They finally officially meet at a party where Sebastian is playing keyboards in a horrifyingly but delightfully  cheesy 80’s cover band playing “Take On Me”.  Mia walks up and requests “I Ran” to be spiteful.

Point of order here, back in 1982 Flock of Seagulls was pretty cutting edge  stuff so you hipster kids making fun of us old new wave warriors please check yourself.   I was there in the 80’s and I wont have you whippersnappers maligning it.

The playful verbal sparring as they dodge and parry themselves around their attraction for one another evolves into one of the most charming numbers of the film.  “(What a waste of) A Lovely Night” is a feisty song in the dance of attraction where the two sing and dance to a beautiful night, a night wasted because they are with each other.  It’s delivered in a far more flirtatious and playful way than my ragged prose can convey.  When you see it, you’ll get it.

And there’s not a spark in sight

What a waste of a lovely night

In the second act, as reality sets in on our lovers, Chazelle’s vision and Sandgren’s photography take us  to a more starkly realistic vista more appropriate for coming back down to earth. We are now taken from mythic Hollywood  to the reality of Los Angeles and the director throws a curve at us, almost a mid-production genre shift as things get real for  Sebastian and Mia .   The basic question confronted is when fate calls your bluff, how do you handle the cost of realizing your dreams?

Following ones dreams can be a chore, it’s a lot of work.  It’s exhausting following those dreams when nobody but you believes in any meaningful way it’s attainable.  Anyone who has pursues anything risky, be it the arts or anything else will tell you, the first thing someone will say to “help” you is: “are you sure you want to do this?”   Sebastian knows this.  Mia knows this especially in what I feel is the signature song of the film, “Audition”

Here’s to the ones who dream

Foolish as they may seem

Here’s to the hearts that ache

Here’s to the mess we make

The film totally sticks it’s landing.  I won’t give any of it away, but it is cinema magic from the moment it starts as the music returns with an ending straight out of Rick’s American Café.

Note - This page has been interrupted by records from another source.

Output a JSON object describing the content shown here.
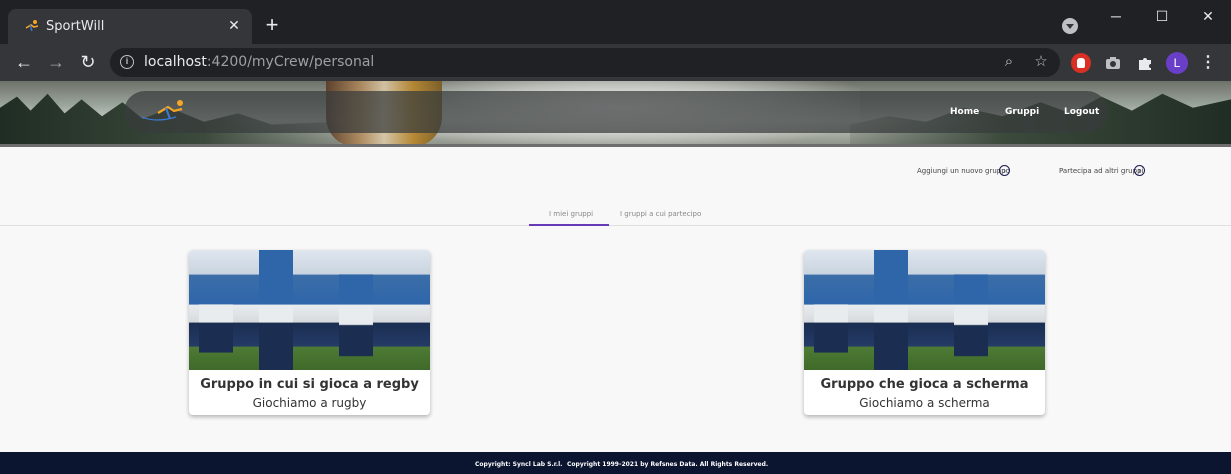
{
  "browser": {
    "tab_title": "SportWill",
    "url_host": "localhost",
    "url_path": ":4200/myCrew/personal",
    "avatar_letter": "L",
    "icons": [
      "back-icon",
      "forward-icon",
      "reload-icon",
      "info-icon",
      "zoom-icon",
      "star-icon",
      "stop-extension-icon",
      "camera-extension-icon",
      "puzzle-icon",
      "menu-icon"
    ]
  },
  "navbar": {
    "links": [
      "Home",
      "Gruppi",
      "Logout"
    ]
  },
  "actions": {
    "add_group": "Aggiungi un nuovo gruppo",
    "join_group": "Partecipa ad altri gruppi"
  },
  "tabs": [
    "I miei gruppi",
    "I gruppi a cui partecipo"
  ],
  "cards": [
    {
      "title": "Gruppo in cui si gioca a regby",
      "subtitle": "Giochiamo a rugby"
    },
    {
      "title": "Gruppo che gioca a scherma",
      "subtitle": "Giochiamo a scherma"
    }
  ],
  "footer": {
    "left": "Copyright: Syncl Lab S.r.l.",
    "right": "Copyright 1999-2021 by Refsnes Data. All Rights Reserved."
  },
  "colors": {
    "accent": "#673ab7",
    "footer_bg": "#0b1530",
    "chrome_dark": "#202124",
    "chrome_toolbar": "#35363a"
  }
}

La La Land is a classic musical for modern times and it may just be the best film you will see all year.  Stone and Gosling have a proven track record of chemistry on screen.  Neither are the worlds best singer, although Stone wins if it’s a two person race.  Neither are the world’s best dancer.  But if you have been in a musical, even in high school, you know the trick is pulling it off and they do in spades.   Emma Stone especially becomes in this film what her character dreams of being, a movie star worthy of the classics.

Romantics know, even if we won’t admit it,  that sometimes our dreams come with price tags, the question is what are you willing to pay to reach for the stars?

So here’s looking at you, kid.